Hong Kong artists: A piece of bygone culture brought back to life, thanks to a pair of Hong Kong artists.
This is a mini replica of Kai Tak Amusement Park, Which was demolished in 1982.
Many old buildings such as this have been replaced by gleaming skyscrapers.
This artist is behind the effort to preserve memories of his hometown through miniatures.
Tony Lai ( Co-owner, TOMA Miniatures)
”We often see elderly people who would tear up after seeing our models. Maybe because our creations cause them to reminisce about things they once experienced and lived through, triggering memories. At the end of the day, Hong Kong is a big city, so there has been much architecture. or things from our childhood that have slowly disappeared. If we can use our ability to recreate these through miniature models, then it’s a happy thing.”
While Tony focuses on architecture, His partner is keen on tasty creations.
Maggie Chan ( Co-owner, TOMA Miniatures)
”Why did I start making miniature foods?

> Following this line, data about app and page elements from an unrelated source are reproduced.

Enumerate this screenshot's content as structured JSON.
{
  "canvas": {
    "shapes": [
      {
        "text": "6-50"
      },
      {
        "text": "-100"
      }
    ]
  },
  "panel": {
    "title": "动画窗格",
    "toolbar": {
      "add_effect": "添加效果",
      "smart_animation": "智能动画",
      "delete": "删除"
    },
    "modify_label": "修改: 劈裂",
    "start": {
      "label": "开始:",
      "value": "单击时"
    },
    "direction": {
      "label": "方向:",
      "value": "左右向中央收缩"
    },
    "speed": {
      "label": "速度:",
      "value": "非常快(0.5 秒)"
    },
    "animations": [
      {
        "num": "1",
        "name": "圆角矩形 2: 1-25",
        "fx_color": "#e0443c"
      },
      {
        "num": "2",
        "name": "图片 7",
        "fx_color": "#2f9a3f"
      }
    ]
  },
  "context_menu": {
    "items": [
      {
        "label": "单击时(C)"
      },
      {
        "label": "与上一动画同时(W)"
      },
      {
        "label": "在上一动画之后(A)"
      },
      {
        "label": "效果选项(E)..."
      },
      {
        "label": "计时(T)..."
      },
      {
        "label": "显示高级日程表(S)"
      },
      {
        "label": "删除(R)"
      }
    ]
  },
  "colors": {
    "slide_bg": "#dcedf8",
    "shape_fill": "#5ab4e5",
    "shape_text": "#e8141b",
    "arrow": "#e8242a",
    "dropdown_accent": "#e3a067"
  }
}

It’s because my dad, during our childhood, used to love taking us to try different foods.
To relive these memories, these flavorsome memories, I really enjoy focusing on food.”
The miniatures appeal to people eager to glimpse the past or recapture faded memories.
It could be something small, even just a poster or a bowl of beef brisket noodles that will spark people’s memories and trigger certain emotions.
The models also capture vibrant cultural festivals such as the famous Tai Hang Fire Dragon dance every Mid – Autumn Festival Or the Cheung Chau Bun Festival represented by this tiny replica of a 14 – Metre (46ft) bamboo tower.
Celebrated since the 19th century, the festival is to appease spirits who died in the plague.
At the end of the day, Hong Kong is a big city, so there’s been much architecture. or things from our childhood that have slowly disappeared.
If we can use our ability to recreate these through miniature models, then it’s a happy thing.